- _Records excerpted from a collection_
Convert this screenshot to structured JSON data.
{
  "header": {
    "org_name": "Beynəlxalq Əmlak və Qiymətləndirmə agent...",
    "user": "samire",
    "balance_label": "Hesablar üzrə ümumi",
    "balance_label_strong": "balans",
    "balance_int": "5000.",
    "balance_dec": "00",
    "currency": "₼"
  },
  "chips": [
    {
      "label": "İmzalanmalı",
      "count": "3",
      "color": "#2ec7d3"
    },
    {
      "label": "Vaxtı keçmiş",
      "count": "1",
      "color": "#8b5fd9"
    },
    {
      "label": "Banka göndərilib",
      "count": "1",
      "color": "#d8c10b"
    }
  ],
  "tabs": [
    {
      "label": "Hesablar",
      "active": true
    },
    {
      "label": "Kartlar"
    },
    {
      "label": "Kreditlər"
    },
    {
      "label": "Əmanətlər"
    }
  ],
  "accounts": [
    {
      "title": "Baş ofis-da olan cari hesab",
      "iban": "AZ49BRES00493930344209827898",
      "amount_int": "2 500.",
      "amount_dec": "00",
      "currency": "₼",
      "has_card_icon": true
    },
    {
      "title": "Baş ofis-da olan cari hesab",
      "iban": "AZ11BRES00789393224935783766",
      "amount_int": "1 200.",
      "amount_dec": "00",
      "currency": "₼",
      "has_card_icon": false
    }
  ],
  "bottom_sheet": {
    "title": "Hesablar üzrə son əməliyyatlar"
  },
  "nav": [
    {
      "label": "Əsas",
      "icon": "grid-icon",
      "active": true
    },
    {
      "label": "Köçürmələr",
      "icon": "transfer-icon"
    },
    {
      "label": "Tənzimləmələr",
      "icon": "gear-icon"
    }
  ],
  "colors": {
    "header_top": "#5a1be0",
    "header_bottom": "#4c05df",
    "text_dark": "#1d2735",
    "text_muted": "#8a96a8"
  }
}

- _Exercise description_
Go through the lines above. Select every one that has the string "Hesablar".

- _Result of this exercise_
    "balance_label": "Hesablar üzrə ümumi",
      "label": "Hesablar",
    "title": "Hesablar üzrə son əməliyyatlar"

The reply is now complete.